| Home | Subscription | E-Submission | Sitemap | Contact Us |
top_img
17th_aaap_banner
Asian-Australas J Anim Sci > Volume 30(6); 2017 > Article
Asian-Australasian Journal of Animal Sciences 2017;30(6): 797-803. doi: https://doi.org/10.5713/ajas.16.0629
Intake, digestibility, and rumen and metabolic characteristics of cattle fed low-quality tropical forage and supplemented with nitrogen and different levels of starch
Marcia de Oliveira Franco1,* , Edenio Detmann1, Sebastião de Campos Valadares Filho1, Erick Darlisson Batista1, Luana Marta de Almeida Rufino1, Marcília Medrado Barbosa1, Alexandre Ribeiro Lopes1
1Department of Animal Science, Universidade Federal de Viçosa, Viçosa, MG 36570-000, Brazil
* Corresponding Author: Marcia de Oliveira Franco ,Tel: +55-31-3899-2252, Fax: +55-31-3899-2275, Email: marciazoo1@yahoo.com.br
Received: August 15, 2016;  Revised: September 24, 2016.  Accepted: October 24, 2016.  Published online October 28, 2016.

ABSTRACT
Objective:
Effects of nitrogen supplementation associated with different levels of starch on voluntary intake, digestibility, and rumen and metabolic characteristics of cattle fed low-quality tropical forage (Brachiaria decumbens hay, 7.4% crude protein, CP) were evaluated using ruminal and abomasal cannulated steers.
Method:
Five European×Zebu young bulls (186 kg body weight, BW) were distributed according to a 5×5 Latin square. The following treatments were evaluated: control, supplementation with 300 g CP/d (0:1), supplementation with 300 g starch/d and 300 g CP/d (1:1), supplementation with 600 g starch/d and 300 g CP/d (2:1), and supplementation with 900 g starch/d and 300 g CP/d (3:1). A mixture of nitrogenous compounds provided 1/3 from true protein (casein) and 2/3 from non-protein nitrogen (mixture of urea and ammonium sulphate, 9:1) was used as the nitrogen supplement. In order to supply energy a unique source of corn starch was used.
Results:

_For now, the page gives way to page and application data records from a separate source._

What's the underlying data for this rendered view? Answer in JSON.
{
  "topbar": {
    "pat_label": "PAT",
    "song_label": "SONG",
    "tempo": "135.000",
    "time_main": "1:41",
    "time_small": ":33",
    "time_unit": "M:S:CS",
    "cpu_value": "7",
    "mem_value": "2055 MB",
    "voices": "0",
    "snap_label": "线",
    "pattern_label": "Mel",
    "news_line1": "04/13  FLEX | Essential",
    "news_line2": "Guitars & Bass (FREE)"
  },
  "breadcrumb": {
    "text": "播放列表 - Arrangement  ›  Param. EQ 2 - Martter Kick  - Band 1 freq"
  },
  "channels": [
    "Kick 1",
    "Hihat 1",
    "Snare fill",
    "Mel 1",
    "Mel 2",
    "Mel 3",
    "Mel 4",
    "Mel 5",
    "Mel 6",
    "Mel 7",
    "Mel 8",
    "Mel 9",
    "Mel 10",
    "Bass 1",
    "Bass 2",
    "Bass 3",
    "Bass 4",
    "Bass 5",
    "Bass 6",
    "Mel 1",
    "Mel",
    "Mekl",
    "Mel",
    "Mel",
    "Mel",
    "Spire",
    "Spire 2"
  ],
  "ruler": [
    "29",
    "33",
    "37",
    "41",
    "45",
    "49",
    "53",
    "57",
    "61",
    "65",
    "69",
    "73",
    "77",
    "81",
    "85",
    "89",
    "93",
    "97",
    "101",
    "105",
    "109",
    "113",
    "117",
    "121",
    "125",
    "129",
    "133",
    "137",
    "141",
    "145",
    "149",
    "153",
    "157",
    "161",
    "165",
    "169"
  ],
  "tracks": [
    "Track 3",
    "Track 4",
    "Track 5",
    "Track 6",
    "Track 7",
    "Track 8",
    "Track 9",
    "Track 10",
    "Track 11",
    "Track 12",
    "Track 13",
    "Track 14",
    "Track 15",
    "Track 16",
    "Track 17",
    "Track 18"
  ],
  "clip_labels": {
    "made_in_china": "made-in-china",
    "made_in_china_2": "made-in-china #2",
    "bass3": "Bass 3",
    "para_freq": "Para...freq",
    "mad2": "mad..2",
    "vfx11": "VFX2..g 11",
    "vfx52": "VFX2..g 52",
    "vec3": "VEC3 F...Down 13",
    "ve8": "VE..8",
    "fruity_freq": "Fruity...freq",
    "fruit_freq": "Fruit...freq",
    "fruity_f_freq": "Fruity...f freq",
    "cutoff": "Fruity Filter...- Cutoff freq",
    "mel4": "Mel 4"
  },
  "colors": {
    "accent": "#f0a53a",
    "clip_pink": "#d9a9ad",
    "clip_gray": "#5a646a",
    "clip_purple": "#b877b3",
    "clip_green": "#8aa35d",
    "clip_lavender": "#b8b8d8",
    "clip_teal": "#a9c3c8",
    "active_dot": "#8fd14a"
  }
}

Supplements increased (p<0.05) dry matter intake, but did not affect (p>0.05) forage intake. There was a cubic effect (p<0.05) of starch on voluntary intake. This was attributed to the highest forage intake (g/kg BW) when using the 2:1 starch:CP ratio. Supplements increased (p<0.05) organic matter (OM) digestibility, but did not affect (p>0.05) neutral detergent fibre corrected for ash and protein (NDFap) digestibility. There was a positive linear effect (p<0.05) of the amount of starch supplemented on OM digestibility. Total NDFap digestibility was not affected (p>0.05) by the amount of supplemental starch. Ruminal ammonia nitrogen concentrations were higher (p<0.05) in supplemented animals, however, a negative linear effect (p<0.05) of amount of starch was observed. Supplements increased (p<0.05) the nitrogen balance (NB) and efficiency of nitrogen utilization. These effects were attributed to increased body anabolism, supported by higher (p<0.05) serum concentration of insulin-like growth factor 1. Increasing the amount of starch tended (p<0.06) to linearly increase the NB. In spite of this, there was a highest NB value for the 2:1 starch:CP ratio amongst the treatments with supplementation.
Conclusion:
Nitrogen supplementation in cattle fed low-quality tropical forage increases nitrogen retention in the animal’s body. An additional supply of starch increases nitrogen retention by increasing energy availability for both rumen and animal metabolism.
Keywords: Brachiaria decumbens; Digestibility; Fibre; Nitrogen Balance; Zebu
Editorial Office
Asian-Australasian Association of Animal Production Societies(AAAP)
Room 708 Sammo Sporex, 23, Sillim-ro 59-gil, Gwanak-gu, Seoul
08776, Korea   TEL : +82-2-888-6558    FAX : +82-2-888-6559   
E-mail : jongkha@hotmail.com
About |  Browse Articles |  Current Issue |  For Authors and Reviewers |  Privacy Policy
Copyright © 2014 by Asian-Australasian Journal of Animal Sciences. All rights reserved.                 powerd by m2community